● Work task:
Among the entries below, find the lines holding "name" and copy them.

● Items from an interface collection:
===

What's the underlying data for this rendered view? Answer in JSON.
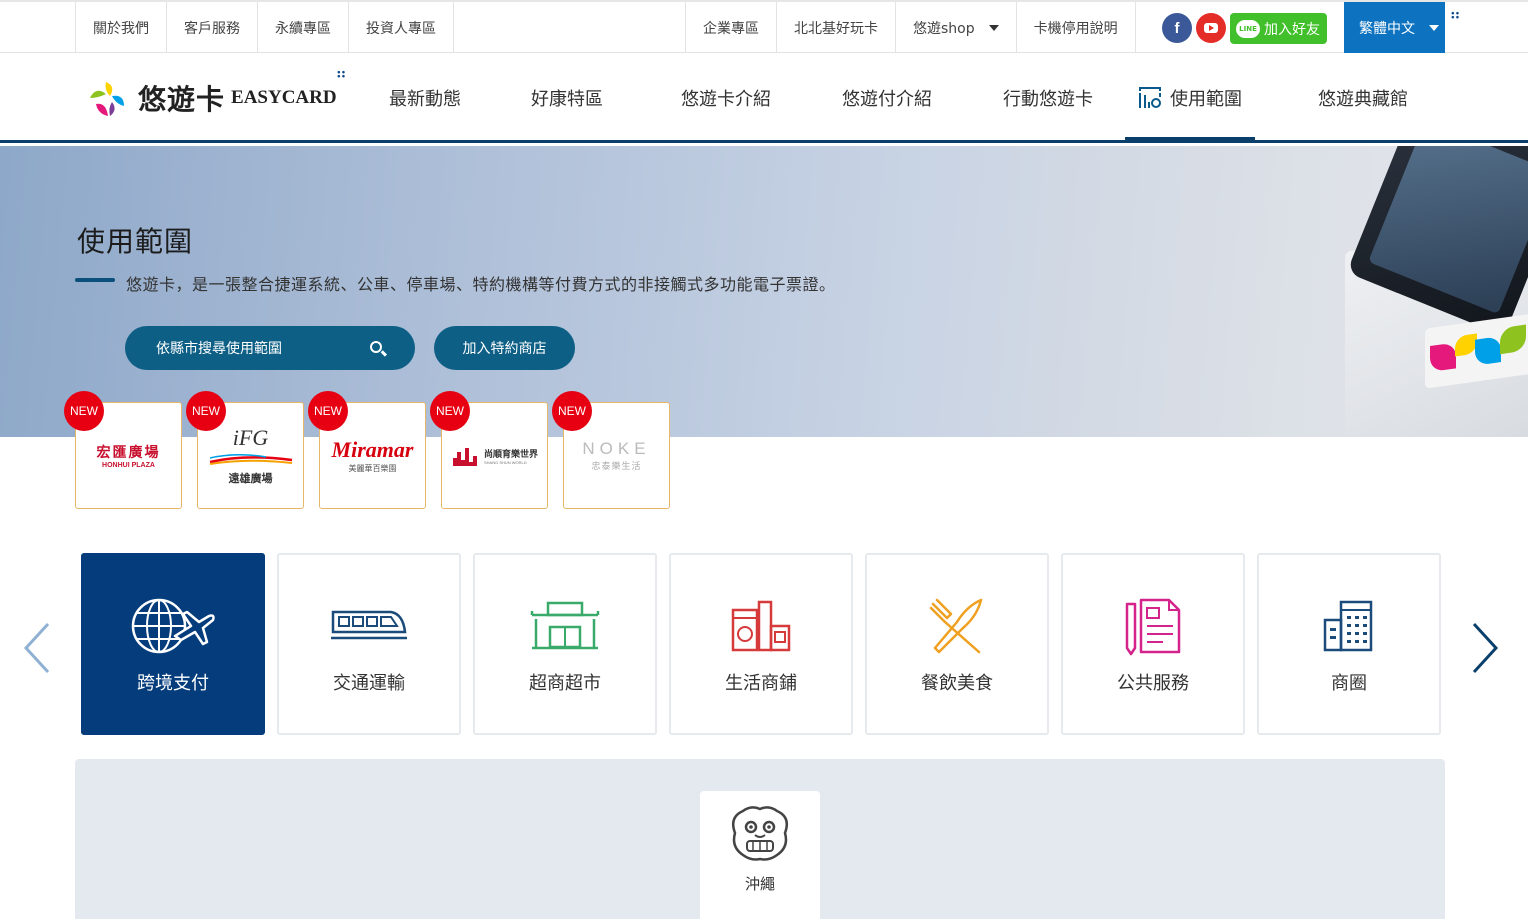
{
  "topbar": {
    "left_links": [
      "關於我們",
      "客戶服務",
      "永續專區",
      "投資人專區"
    ],
    "right_links": [
      "企業專區",
      "北北基好玩卡",
      "悠遊shop",
      "卡機停用說明"
    ],
    "line_label": "加入好友",
    "line_badge": "LINE",
    "facebook_glyph": "f",
    "language": "繁體中文"
  },
  "header": {
    "logo_zh": "悠遊卡",
    "logo_en": "EASYCARD",
    "nav": [
      "最新動態",
      "好康特區",
      "悠遊卡介紹",
      "悠遊付介紹",
      "行動悠遊卡",
      "使用範圍",
      "悠遊典藏館"
    ],
    "active_nav": "使用範圍"
  },
  "hero": {
    "title": "使用範圍",
    "description": "悠遊卡，是一張整合捷運系統、公車、停車場、特約機構等付費方式的非接觸式多功能電子票證。",
    "search_button": "依縣市搜尋使用範圍",
    "join_button": "加入特約商店"
  },
  "merchants": [
    {
      "badge": "NEW",
      "name": "宏匯廣場",
      "sub": "HONHUI PLAZA"
    },
    {
      "badge": "NEW",
      "name": "iFG",
      "sub": "遠雄廣場"
    },
    {
      "badge": "NEW",
      "name": "Miramar",
      "sub": "美麗華百樂園"
    },
    {
      "badge": "NEW",
      "name": "尚順育樂世界",
      "sub": "SHANG SHUN WORLD"
    },
    {
      "badge": "NEW",
      "name": "NOKE",
      "sub": "忠泰樂生活"
    }
  ],
  "categories": [
    {
      "label": "跨境支付",
      "icon": "globe-plane-icon",
      "active": true
    },
    {
      "label": "交通運輸",
      "icon": "train-icon",
      "active": false
    },
    {
      "label": "超商超市",
      "icon": "store-icon",
      "active": false
    },
    {
      "label": "生活商鋪",
      "icon": "appliances-icon",
      "active": false
    },
    {
      "label": "餐飲美食",
      "icon": "fork-knife-icon",
      "active": false
    },
    {
      "label": "公共服務",
      "icon": "document-icon",
      "active": false
    },
    {
      "label": "商圈",
      "icon": "building-icon",
      "active": false
    }
  ],
  "region": {
    "label": "沖繩",
    "icon": "shisa-lion-icon"
  },
  "colors": {
    "primary": "#053d7c",
    "button": "#0e5f86",
    "language": "#0d73c0",
    "line": "#41c02b",
    "new_badge": "#e60012"
  }
}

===

● Task result:
      "name": "宏匯廣場",
      "name": "iFG",
      "name": "Miramar",
      "name": "尚順育樂世界",
      "name": "NOKE",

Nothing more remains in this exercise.